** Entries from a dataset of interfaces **
━━━━━━━━━━

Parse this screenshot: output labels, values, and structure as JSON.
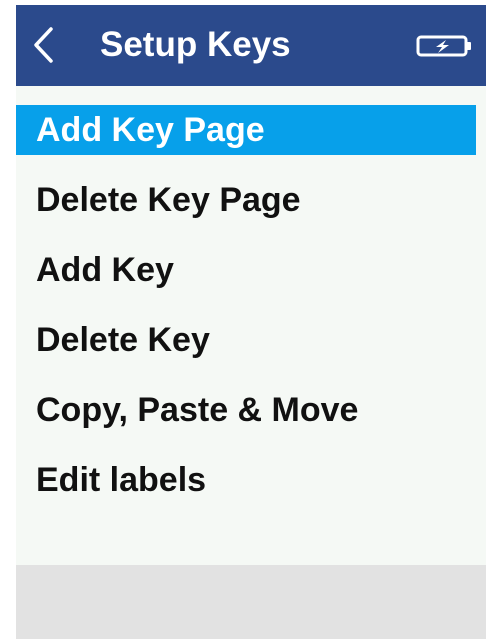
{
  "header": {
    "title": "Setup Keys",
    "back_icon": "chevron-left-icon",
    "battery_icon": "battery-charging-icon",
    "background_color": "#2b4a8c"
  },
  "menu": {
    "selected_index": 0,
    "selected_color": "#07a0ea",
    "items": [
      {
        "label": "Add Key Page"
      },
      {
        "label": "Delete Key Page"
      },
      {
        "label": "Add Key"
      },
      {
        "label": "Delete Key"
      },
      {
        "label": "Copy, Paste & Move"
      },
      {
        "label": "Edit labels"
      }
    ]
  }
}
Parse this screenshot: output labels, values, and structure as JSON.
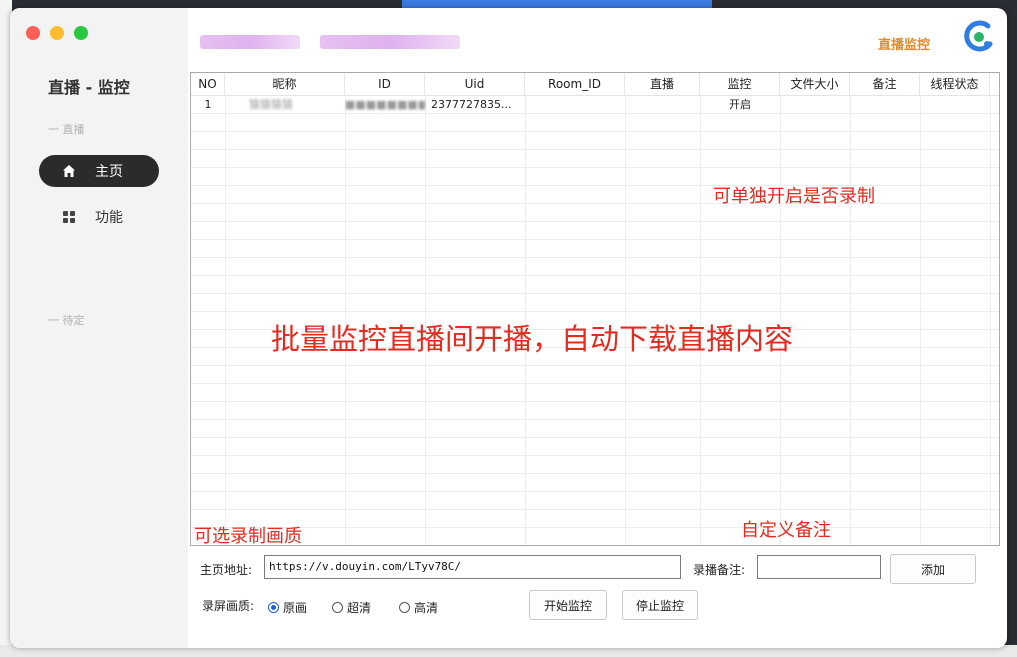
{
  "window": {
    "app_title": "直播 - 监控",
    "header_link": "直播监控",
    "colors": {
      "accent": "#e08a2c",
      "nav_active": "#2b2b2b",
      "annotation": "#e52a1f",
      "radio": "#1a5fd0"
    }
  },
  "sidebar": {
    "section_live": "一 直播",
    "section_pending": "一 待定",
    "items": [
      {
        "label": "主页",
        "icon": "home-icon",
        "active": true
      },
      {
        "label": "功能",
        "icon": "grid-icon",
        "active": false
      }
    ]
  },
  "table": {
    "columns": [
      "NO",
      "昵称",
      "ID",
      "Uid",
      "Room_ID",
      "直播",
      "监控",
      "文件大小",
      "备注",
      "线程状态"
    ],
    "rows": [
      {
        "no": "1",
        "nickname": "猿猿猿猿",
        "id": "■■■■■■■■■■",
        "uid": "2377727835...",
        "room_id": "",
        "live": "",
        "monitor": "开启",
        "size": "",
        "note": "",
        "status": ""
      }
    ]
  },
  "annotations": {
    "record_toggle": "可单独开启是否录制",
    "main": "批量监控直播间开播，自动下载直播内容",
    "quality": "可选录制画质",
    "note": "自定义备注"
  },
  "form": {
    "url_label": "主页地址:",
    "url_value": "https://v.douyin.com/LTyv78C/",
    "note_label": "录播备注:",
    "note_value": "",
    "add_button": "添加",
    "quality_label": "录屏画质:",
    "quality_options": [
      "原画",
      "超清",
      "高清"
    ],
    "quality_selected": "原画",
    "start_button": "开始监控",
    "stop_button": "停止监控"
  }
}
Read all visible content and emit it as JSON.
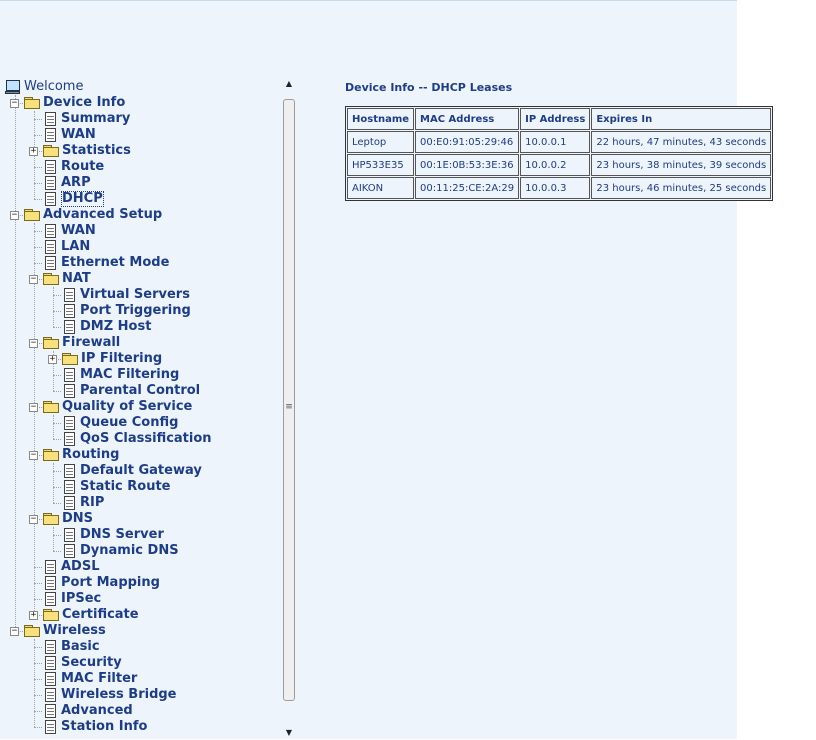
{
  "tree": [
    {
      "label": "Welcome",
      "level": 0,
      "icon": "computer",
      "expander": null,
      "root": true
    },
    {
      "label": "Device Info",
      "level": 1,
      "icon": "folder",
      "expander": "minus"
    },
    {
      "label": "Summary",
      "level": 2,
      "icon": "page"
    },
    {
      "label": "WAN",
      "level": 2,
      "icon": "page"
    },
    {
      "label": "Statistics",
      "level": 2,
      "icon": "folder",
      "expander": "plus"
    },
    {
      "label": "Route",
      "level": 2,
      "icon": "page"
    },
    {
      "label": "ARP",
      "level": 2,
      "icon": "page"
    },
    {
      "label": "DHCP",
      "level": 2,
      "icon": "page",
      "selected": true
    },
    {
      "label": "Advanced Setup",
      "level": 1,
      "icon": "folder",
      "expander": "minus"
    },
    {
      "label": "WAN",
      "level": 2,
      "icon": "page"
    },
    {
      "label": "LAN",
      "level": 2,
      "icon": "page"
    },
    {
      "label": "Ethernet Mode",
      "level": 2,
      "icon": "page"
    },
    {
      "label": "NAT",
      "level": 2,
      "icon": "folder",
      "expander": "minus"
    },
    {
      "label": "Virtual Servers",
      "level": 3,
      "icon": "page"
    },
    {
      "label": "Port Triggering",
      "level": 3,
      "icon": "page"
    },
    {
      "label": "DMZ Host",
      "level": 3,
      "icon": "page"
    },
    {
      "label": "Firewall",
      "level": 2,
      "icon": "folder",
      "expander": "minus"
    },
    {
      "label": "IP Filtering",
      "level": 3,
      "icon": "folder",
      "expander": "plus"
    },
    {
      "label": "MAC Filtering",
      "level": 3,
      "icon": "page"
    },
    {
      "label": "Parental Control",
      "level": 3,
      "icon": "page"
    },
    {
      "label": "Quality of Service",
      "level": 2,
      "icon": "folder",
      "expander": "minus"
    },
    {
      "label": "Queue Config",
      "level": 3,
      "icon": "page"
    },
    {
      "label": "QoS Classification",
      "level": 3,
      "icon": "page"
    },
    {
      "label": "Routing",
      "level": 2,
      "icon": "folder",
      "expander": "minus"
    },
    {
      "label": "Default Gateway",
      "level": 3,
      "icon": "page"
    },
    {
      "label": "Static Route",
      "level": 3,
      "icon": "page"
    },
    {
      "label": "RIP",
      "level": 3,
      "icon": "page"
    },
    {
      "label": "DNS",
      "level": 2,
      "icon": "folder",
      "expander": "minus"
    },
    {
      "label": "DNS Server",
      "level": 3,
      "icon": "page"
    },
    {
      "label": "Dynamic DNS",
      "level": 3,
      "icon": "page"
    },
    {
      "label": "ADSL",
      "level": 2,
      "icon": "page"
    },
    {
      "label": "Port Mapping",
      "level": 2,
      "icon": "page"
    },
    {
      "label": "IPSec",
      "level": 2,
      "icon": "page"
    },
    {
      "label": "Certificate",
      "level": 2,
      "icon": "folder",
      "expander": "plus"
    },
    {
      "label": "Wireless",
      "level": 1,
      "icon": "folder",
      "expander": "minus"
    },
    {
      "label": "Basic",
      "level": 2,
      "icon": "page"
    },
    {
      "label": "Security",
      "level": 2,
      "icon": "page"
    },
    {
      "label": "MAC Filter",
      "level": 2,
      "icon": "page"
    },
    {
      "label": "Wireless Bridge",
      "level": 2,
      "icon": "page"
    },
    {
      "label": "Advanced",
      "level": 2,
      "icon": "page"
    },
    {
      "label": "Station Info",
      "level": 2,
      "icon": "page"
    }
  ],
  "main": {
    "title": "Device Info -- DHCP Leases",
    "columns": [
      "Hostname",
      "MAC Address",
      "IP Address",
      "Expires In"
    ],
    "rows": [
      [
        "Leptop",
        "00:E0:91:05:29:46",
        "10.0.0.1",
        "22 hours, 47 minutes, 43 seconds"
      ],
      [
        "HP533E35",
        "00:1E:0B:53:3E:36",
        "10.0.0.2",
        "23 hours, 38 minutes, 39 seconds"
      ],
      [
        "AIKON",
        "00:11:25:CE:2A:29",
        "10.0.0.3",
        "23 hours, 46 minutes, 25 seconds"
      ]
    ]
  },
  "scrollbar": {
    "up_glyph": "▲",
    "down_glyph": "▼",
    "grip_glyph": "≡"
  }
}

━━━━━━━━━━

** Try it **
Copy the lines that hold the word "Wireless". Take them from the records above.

** Answer box **
      "label": "Wireless",
      "label": "Wireless Bridge",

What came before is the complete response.